───── Data supplied
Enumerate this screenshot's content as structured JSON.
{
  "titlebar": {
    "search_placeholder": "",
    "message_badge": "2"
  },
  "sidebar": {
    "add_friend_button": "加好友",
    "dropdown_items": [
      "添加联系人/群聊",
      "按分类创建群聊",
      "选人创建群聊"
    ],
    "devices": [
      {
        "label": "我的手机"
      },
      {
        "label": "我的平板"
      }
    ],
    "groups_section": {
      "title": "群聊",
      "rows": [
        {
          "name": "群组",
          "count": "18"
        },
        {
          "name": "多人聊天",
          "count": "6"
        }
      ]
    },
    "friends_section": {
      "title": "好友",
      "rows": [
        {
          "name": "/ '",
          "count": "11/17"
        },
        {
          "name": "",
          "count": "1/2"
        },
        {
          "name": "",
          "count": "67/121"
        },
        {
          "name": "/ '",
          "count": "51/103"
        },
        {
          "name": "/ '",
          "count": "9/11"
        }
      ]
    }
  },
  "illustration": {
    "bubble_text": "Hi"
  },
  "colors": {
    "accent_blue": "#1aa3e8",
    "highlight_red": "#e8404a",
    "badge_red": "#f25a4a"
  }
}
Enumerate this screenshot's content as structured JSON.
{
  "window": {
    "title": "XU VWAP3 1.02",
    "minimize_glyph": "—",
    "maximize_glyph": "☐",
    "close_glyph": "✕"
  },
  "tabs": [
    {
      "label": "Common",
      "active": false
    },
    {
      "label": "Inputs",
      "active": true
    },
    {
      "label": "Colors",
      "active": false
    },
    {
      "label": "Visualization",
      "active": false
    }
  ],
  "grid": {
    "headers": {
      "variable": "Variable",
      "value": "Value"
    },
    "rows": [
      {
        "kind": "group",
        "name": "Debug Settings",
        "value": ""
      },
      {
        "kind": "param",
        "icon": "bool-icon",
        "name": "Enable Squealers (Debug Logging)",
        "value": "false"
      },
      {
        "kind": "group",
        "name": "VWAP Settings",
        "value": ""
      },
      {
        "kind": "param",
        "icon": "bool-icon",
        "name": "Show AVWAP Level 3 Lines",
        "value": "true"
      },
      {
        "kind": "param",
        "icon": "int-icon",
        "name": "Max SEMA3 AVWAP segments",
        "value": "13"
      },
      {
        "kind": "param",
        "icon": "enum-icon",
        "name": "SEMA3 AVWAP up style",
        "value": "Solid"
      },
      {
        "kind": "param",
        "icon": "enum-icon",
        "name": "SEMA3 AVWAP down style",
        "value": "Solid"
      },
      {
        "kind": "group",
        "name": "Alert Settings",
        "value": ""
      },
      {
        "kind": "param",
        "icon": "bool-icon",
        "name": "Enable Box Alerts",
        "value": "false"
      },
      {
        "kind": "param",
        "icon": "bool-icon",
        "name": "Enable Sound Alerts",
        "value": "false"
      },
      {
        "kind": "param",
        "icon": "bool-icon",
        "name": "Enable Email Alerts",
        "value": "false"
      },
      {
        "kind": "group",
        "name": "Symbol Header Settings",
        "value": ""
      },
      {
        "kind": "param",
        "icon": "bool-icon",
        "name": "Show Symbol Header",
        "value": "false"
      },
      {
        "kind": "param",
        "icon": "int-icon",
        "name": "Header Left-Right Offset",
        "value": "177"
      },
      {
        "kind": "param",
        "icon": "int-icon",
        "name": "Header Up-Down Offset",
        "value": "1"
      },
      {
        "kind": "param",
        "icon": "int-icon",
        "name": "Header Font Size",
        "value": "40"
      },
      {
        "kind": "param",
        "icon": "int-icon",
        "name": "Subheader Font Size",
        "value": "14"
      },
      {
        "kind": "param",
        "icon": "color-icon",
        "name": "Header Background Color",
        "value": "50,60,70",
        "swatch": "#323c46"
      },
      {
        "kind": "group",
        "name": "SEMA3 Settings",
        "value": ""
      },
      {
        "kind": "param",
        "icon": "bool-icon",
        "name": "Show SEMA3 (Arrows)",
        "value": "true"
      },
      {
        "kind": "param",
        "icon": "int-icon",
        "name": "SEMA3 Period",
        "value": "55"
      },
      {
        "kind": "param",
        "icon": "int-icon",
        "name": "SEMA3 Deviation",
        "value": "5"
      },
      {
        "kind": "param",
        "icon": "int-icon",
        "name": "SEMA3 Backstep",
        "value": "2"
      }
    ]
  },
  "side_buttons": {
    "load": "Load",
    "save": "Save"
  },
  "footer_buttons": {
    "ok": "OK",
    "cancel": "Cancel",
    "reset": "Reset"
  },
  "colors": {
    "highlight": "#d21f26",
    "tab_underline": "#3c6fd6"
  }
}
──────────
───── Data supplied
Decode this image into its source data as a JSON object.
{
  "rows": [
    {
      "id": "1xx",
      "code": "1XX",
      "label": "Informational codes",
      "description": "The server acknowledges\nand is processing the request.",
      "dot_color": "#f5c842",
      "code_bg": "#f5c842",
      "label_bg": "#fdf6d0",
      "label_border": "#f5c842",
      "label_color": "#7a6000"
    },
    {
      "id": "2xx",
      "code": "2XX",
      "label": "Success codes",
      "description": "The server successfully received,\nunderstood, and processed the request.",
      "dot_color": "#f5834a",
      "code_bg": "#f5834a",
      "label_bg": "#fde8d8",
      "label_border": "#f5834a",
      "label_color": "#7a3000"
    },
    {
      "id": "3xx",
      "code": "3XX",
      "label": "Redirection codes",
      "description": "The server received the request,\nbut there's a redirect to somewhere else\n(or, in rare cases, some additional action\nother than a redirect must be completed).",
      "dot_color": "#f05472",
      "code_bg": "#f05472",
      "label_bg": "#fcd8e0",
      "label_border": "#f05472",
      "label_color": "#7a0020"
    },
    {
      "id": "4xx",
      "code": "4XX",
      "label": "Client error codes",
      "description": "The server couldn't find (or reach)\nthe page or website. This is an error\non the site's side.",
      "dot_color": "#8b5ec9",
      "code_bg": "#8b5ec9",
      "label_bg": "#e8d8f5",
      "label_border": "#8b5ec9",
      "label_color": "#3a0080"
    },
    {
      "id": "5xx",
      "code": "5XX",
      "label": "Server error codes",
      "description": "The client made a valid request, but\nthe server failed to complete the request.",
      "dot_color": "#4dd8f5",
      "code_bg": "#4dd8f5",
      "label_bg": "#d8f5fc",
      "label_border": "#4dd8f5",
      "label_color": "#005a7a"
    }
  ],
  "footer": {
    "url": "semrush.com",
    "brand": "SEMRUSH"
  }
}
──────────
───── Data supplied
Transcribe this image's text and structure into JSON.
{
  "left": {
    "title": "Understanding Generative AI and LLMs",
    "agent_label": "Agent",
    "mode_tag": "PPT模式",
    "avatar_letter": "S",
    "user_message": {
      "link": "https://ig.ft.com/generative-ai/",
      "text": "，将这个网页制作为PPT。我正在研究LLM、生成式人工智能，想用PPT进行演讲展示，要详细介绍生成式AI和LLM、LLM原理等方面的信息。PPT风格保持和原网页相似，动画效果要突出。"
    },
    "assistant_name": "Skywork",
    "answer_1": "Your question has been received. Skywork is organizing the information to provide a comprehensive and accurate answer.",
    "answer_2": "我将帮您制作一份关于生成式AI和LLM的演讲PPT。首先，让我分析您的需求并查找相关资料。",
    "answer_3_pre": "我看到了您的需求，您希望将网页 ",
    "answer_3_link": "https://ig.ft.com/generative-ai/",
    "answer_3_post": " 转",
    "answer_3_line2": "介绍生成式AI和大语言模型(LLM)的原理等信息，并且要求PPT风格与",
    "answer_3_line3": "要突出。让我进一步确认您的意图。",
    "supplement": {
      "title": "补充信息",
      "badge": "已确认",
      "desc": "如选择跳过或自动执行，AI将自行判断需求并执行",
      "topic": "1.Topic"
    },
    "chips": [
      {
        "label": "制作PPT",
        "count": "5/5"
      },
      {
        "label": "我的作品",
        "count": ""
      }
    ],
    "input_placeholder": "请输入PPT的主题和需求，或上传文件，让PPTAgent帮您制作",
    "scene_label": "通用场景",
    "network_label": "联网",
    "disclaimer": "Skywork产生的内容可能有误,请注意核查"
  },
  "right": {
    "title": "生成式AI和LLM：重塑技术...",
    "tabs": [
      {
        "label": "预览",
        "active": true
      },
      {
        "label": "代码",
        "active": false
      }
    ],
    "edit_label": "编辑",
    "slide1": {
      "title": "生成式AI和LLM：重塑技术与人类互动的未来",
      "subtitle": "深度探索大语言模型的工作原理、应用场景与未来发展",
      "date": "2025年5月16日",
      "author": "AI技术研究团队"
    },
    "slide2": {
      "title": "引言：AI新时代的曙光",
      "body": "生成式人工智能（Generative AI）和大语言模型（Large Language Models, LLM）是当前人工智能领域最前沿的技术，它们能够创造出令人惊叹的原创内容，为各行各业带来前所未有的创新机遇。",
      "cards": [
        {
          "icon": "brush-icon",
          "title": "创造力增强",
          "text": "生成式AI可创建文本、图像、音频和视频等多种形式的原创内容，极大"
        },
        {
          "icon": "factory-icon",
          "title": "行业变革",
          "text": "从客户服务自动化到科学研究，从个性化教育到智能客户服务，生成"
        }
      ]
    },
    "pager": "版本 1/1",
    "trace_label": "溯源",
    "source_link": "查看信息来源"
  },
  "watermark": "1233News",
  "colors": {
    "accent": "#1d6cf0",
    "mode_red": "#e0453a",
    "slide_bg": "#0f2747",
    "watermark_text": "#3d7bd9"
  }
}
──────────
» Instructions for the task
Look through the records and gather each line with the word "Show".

» Output of the task
        "name": "Show AVWAP Level 3 Lines",
        "name": "Show Symbol Header",
        "name": "Show SEMA3 (Arrows)",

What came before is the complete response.